* **Work order**: Should a picture appear anywhere in the data, omit it and copy everything else exactly.

─── Provided material ───

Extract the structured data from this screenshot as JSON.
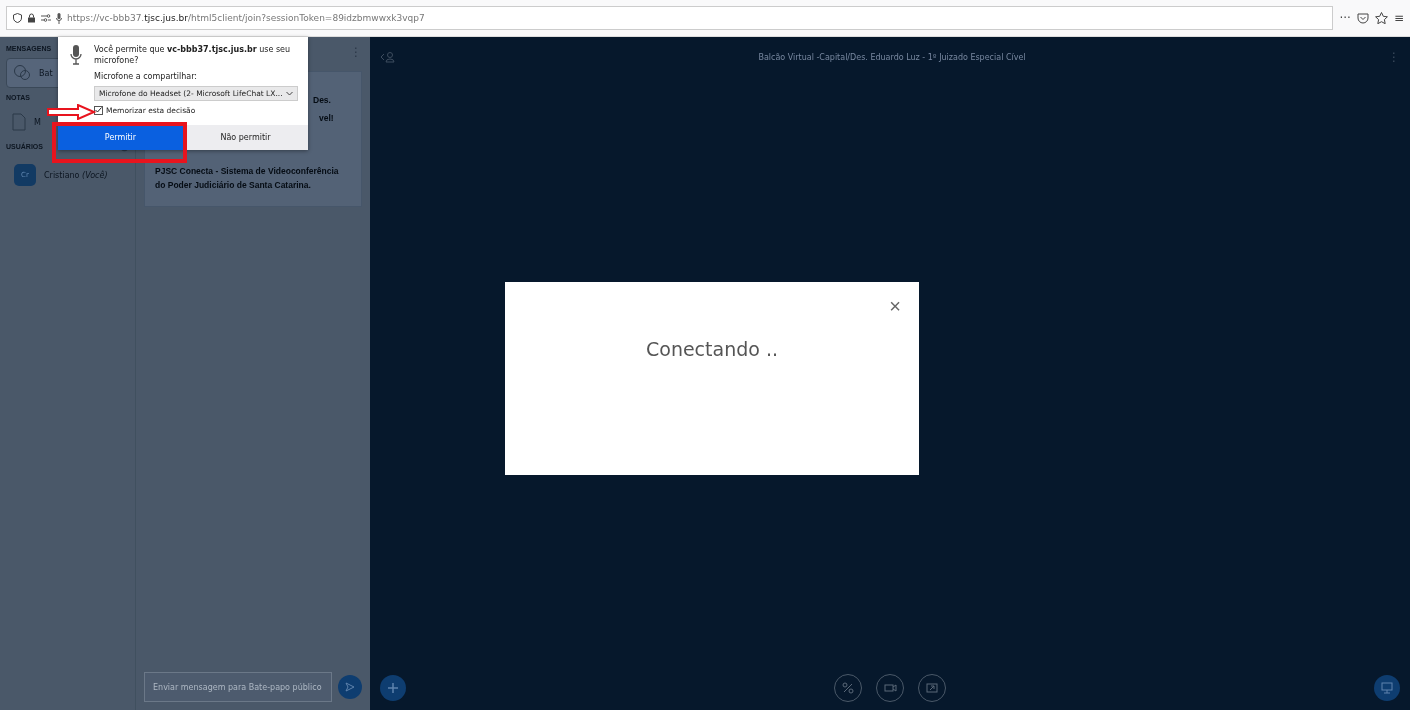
{
  "browser": {
    "url_prefix": "https://vc-bbb37.",
    "url_domain": "tjsc.jus.br",
    "url_suffix": "/html5client/join?sessionToken=89idzbmwwxk3vqp7",
    "menu_dots": "···",
    "menu_glyph": "≡"
  },
  "sidebar": {
    "messages_label": "MENSAGENS",
    "chat_item": "Bat",
    "notes_label": "NOTAS",
    "note_item": "M",
    "users_label": "USUÁRIOS",
    "users": [
      {
        "initials": "Cr",
        "name": "Cristiano *(Você)*"
      }
    ]
  },
  "chat": {
    "menu_glyph": "⋮",
    "fragments": [
      "Des.",
      "vel!"
    ],
    "welcome": "PJSC Conecta - Sistema de Videoconferência do Poder Judiciário de Santa Catarina.",
    "input_placeholder": "Enviar mensagem para Bate-papo público"
  },
  "main": {
    "title": "Balcão Virtual -Capital/Des. Eduardo Luz - 1º Juizado Especial Cível",
    "menu_glyph": "⋮"
  },
  "modal": {
    "message": "Conectando ..",
    "close": "×"
  },
  "permission_popup": {
    "question": "Você permite que **vc-bbb37.tjsc.jus.br** use seu microfone?",
    "device_label": "Microfone a compartilhar:",
    "device_value": "Microfone do Headset (2- Microsoft LifeChat LX...",
    "remember_label": "Memorizar esta decisão",
    "remember_checked": true,
    "buttons": [
      {
        "label": "Permitir",
        "primary": true
      },
      {
        "label": "Não permitir",
        "primary": false
      }
    ]
  }
}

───

* **Answer to this task**:
Extract the structured data from this screenshot as JSON.
{
  "browser": {
    "url_prefix": "https://vc-bbb37.",
    "url_domain": "tjsc.jus.br",
    "url_suffix": "/html5client/join?sessionToken=89idzbmwwxk3vqp7",
    "menu_dots": "···",
    "menu_glyph": "≡"
  },
  "sidebar": {
    "messages_label": "MENSAGENS",
    "chat_item": "Bat",
    "notes_label": "NOTAS",
    "note_item": "M",
    "users_label": "USUÁRIOS",
    "users": [
      {
        "initials": "Cr",
        "name": "Cristiano *(Você)*"
      }
    ]
  },
  "chat": {
    "menu_glyph": "⋮",
    "fragments": [
      "Des.",
      "vel!"
    ],
    "welcome": "PJSC Conecta - Sistema de Videoconferência do Poder Judiciário de Santa Catarina.",
    "input_placeholder": "Enviar mensagem para Bate-papo público"
  },
  "main": {
    "title": "Balcão Virtual -Capital/Des. Eduardo Luz - 1º Juizado Especial Cível",
    "menu_glyph": "⋮"
  },
  "modal": {
    "message": "Conectando ..",
    "close": "×"
  },
  "permission_popup": {
    "question": "Você permite que **vc-bbb37.tjsc.jus.br** use seu microfone?",
    "device_label": "Microfone a compartilhar:",
    "device_value": "Microfone do Headset (2- Microsoft LifeChat LX...",
    "remember_label": "Memorizar esta decisão",
    "remember_checked": true,
    "buttons": [
      {
        "label": "Permitir",
        "primary": true
      },
      {
        "label": "Não permitir",
        "primary": false
      }
    ]
  }
}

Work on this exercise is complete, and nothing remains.